The main thing I took away from this conversation is the importance of the following passages:
“As obedient children, do not be conformed to the passions of your former ignorance, but as he who called you is holy, you also be holy in all your conduct, since it is written, “You shall be holy, for I am holy.” And if you call on him as Father who judges impartially according to each one’s deeds, conduct yourselves with fear throughout the time of your exile, knowing that you were ransomed from the futile ways inherited from your forefathers, not with perishable things such as silver or gold, but with the precious blood of Christ, like that of a lamb without blemish or spot.”
1 Peter 1:14-19
“Keep your conduct among the Gentiles honorable, so that when they speak against you as evildoers, they may see your good deeds and glorify God on the day of visitation.”
1 Peter 2:12
The world is watching, Christians. Are we by our actions and words showing them that we truly believe in Jesus, he is truly Lord of our lives, and his way is the best way? Or do they see hypocrisy?
My Muslim friend said that no one is perfect, but one must still try to truly live by his faith if that faith is truly his.
He’s not the only one who thinks so…

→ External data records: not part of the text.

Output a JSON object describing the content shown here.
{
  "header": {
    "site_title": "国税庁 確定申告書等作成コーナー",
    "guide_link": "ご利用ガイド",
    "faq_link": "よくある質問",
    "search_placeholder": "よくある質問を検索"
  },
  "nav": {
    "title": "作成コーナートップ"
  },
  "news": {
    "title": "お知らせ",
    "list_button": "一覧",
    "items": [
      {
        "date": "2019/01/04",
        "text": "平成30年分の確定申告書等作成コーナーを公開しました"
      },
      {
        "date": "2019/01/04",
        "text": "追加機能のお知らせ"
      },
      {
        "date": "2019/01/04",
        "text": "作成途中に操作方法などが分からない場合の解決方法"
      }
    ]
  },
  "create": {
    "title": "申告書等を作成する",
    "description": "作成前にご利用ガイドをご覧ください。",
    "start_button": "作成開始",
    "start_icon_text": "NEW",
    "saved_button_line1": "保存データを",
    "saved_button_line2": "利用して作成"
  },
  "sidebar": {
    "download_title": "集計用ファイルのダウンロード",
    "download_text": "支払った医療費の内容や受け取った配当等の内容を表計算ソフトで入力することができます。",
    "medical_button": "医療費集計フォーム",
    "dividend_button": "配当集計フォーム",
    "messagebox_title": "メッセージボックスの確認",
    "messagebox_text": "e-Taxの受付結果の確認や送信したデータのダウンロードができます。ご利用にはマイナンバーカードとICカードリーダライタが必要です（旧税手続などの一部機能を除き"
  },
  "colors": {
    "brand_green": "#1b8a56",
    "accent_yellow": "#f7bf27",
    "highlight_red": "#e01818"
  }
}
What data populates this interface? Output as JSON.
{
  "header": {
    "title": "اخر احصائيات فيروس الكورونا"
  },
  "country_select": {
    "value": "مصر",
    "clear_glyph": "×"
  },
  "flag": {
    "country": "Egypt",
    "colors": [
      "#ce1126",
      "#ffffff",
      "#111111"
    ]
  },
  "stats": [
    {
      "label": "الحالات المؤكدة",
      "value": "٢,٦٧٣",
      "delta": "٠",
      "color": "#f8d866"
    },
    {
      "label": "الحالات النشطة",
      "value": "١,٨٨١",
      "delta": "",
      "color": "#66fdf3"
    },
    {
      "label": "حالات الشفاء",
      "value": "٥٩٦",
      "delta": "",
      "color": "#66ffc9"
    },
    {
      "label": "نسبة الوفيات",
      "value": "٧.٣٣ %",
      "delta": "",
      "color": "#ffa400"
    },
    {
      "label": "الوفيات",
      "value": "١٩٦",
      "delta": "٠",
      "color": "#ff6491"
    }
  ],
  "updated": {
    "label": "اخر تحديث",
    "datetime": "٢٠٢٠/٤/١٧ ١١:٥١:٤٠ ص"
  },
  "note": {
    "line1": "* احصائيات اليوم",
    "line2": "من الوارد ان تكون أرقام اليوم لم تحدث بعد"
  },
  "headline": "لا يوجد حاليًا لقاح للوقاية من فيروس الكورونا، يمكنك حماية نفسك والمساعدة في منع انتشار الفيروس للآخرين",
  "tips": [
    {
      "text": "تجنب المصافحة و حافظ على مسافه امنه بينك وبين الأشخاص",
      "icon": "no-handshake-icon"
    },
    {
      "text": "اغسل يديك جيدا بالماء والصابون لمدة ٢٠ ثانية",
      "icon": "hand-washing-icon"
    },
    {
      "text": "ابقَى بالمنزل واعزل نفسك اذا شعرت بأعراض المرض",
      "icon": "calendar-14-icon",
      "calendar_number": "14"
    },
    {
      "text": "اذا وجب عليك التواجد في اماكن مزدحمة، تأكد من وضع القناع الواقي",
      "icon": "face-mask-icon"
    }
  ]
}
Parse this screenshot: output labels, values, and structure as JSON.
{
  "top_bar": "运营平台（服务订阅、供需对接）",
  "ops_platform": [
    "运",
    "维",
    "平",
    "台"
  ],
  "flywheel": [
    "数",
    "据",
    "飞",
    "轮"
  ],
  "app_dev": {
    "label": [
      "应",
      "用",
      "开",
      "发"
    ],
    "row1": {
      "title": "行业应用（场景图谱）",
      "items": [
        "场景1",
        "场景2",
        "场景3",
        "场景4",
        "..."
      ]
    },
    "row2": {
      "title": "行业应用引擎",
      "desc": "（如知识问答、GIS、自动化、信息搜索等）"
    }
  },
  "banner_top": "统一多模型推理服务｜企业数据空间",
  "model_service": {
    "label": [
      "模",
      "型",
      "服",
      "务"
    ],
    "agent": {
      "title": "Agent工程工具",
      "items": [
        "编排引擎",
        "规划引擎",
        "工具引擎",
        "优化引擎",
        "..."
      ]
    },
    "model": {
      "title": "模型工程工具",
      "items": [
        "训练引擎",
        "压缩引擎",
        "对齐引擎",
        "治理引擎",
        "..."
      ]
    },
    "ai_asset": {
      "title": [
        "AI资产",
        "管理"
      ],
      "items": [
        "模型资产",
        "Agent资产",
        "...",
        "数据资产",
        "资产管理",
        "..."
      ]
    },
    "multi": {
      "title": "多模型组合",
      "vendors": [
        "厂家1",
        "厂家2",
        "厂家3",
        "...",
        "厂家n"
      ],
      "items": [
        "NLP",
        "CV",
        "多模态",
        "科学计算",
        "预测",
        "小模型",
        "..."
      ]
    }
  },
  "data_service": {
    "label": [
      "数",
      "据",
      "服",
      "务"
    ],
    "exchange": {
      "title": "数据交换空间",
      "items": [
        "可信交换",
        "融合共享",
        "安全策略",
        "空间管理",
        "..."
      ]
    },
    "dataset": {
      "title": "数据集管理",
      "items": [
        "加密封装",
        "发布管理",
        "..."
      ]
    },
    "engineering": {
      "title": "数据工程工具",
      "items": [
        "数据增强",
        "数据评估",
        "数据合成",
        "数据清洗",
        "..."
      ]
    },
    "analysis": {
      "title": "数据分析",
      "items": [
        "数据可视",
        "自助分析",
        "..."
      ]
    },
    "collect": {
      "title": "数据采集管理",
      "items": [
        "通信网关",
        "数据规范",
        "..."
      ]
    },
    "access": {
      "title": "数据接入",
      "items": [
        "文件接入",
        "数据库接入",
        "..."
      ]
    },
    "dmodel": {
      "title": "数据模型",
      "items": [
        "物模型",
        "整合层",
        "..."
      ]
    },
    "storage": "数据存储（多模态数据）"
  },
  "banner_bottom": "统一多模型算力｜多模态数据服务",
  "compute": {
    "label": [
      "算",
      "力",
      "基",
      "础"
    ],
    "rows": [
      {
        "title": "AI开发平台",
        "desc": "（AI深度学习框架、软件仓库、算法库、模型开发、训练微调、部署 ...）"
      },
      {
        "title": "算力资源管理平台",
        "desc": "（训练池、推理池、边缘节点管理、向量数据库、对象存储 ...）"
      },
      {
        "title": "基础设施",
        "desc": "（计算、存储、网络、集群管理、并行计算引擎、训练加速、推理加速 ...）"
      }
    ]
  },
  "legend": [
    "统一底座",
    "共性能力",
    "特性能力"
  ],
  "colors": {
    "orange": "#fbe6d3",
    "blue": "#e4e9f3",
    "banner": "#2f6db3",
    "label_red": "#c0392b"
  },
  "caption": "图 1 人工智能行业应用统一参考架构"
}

“What good is it, my brothers, if someone says he has faith but does not have works? Can that faith save him? If a brother or sister is poorly clothed and lacking in daily food, and one of you says to them, “Go in peace, be warmed and filled,” without giving them the things needed for the body, what good is that? So also faith by itself, if it does not have works, is dead. But someone will say, “You have faith and I have works.” Show me your faith apart from your works, and I will show you my faith by my works. You believe that God is one; you do well. Even the demons believe—and shudder! Do you want to be shown, you foolish person, that faith apart from works is useless? Was not Abraham our father justified by works when he offered up his son Isaac on the altar? You see that faith was active along with his works, and faith was completed by his works; and the Scripture was fulfilled that says, “Abraham believed God, and it was counted to him as righteousness”—and he was called a friend of God. You see that a person is justified by works and not by faith alone. And in the same way was not also Rahab the prostitute justified by works when she received the messengers and sent them out by another way? For as the body apart from the spirit is dead, so also faith apart from works is dead.”